In a study published in the Journal of Personality and Social Psychology, a team of researchers from the Washington University in St. Louis in Missouri revealed some vexatious frames of mind from ultra-conservative Christians. The study, titled "Is LGBT progress seen as an attack on Christians?: Examining Christian/sexual orientation zero-sum beliefs," explores the spectrum of social changes and their effects on Christians. This group of researchers comes from the Department of Psychology and Brain Science at Washington University in Missouri.
The research used data gathered from five separate studies conducted over three and a half years, from July 2016 until December 2020. In the first four studies, the team surveyed approximately 2 thousand participants. These participants are composed primarily of individuals who identified as heterosexuals and are predominantly white Christian Americans. For a culturally dominant religious group to hold such a perspective, the results were discomforting.

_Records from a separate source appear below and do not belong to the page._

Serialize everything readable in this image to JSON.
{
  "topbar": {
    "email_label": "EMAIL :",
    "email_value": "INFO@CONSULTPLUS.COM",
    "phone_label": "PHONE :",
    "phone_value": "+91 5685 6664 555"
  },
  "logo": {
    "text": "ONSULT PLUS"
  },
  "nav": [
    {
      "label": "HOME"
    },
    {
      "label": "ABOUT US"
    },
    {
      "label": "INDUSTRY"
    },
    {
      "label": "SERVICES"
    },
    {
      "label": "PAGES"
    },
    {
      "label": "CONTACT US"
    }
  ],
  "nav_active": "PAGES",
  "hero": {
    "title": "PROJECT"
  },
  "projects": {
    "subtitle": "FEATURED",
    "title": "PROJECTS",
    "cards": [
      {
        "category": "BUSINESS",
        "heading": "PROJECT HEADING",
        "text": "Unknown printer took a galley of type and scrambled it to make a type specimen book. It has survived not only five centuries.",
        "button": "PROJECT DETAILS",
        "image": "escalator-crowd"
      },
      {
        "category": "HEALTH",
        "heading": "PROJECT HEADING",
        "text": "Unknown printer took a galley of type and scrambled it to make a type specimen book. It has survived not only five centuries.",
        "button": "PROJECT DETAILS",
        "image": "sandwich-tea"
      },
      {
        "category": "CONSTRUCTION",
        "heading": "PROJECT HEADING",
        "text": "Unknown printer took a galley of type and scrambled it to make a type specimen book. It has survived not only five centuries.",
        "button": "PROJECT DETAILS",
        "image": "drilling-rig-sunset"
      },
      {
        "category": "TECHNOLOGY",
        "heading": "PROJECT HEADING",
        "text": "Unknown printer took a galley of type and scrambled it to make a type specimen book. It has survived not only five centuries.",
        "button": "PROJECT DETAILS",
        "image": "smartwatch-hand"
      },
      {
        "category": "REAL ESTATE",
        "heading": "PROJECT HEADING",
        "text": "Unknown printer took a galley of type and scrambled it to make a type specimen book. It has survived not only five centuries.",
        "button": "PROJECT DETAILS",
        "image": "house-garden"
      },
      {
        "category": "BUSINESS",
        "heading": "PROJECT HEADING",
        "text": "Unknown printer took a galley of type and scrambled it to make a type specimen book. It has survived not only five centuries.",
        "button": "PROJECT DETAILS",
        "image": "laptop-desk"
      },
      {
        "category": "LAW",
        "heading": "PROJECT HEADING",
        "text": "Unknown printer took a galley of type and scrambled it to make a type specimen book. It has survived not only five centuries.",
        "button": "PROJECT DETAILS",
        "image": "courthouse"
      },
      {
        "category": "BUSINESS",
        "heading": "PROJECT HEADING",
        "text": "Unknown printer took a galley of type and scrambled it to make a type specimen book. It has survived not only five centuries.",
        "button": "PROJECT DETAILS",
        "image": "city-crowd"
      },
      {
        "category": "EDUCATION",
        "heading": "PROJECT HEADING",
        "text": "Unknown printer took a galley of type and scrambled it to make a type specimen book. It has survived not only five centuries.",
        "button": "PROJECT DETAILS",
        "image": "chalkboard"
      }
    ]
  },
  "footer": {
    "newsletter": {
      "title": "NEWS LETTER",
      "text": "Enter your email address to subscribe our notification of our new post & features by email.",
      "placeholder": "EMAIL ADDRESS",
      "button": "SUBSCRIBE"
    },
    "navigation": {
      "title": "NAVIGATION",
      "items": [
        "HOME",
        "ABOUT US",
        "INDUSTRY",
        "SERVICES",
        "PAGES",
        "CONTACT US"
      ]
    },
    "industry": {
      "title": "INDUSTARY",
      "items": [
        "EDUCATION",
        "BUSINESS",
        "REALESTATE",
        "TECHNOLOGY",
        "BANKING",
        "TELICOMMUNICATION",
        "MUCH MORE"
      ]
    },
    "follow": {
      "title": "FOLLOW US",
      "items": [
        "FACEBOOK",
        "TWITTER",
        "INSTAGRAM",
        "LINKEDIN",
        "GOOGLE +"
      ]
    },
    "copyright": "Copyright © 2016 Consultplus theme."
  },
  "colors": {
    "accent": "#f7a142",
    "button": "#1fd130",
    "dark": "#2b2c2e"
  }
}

In the first study, the team found out that heterosexual white Christians subscribe to zero-sum bias (ZSB) more than any other group. Zero-Sum Bias or Zero-Sum Thinking is a situational perception where an individual thinks that one person's gains translate to a loss for the other person. "Many Christians have come to see themselves as being on the losing side of the culture wars," Clara Wilkins, the study's principal investigator, explained. She added that since most White Christian Americans see Christianity as an integral feature of American culture, this puts them at odds with the LGBTQ+ community they see as "having increasing social influence."
In the second study, the team's findings turned from bad to worse. They asked participants to reflect on specific bible verses that promote acceptance. Their tendency to subscribe to ZSB increased; this led the researchers to conclude that intergroup conflict is an innate feature of Christian teachings. The third study also yielded results that compounded the findings in the second study. The perception of a possible conflict increased after Fundamentalist Christians read and reflected on bible verses that promote inter-cultural acceptance during the fourth study. Surprisingly, the opposite results happened for most of the mainstream Christians that were part of the respondents.
The fifth study focused on ZSB's implications towards sexual discrimination, especially for the LGBTQ+ community. The team of researchers interviewed members of the United Methodist Church in the United States who just recently voted to support limiting their LGBTQ+ members from serving as clergy, despite the UK's United Methodist Church voting to allow for same-sex marriage.
Nevertheless, the team was able to provide a positive conclusion to a string of worrisome findings. They were able to identify that church leadership can use their influence over their followers to help facilitate intercultural acceptance. "We found this take-away very interesting, (we) found that biblical faith can also lead to broad civic acceptance," said Lerone Martin, one of the authors and co-principal investigators of the study.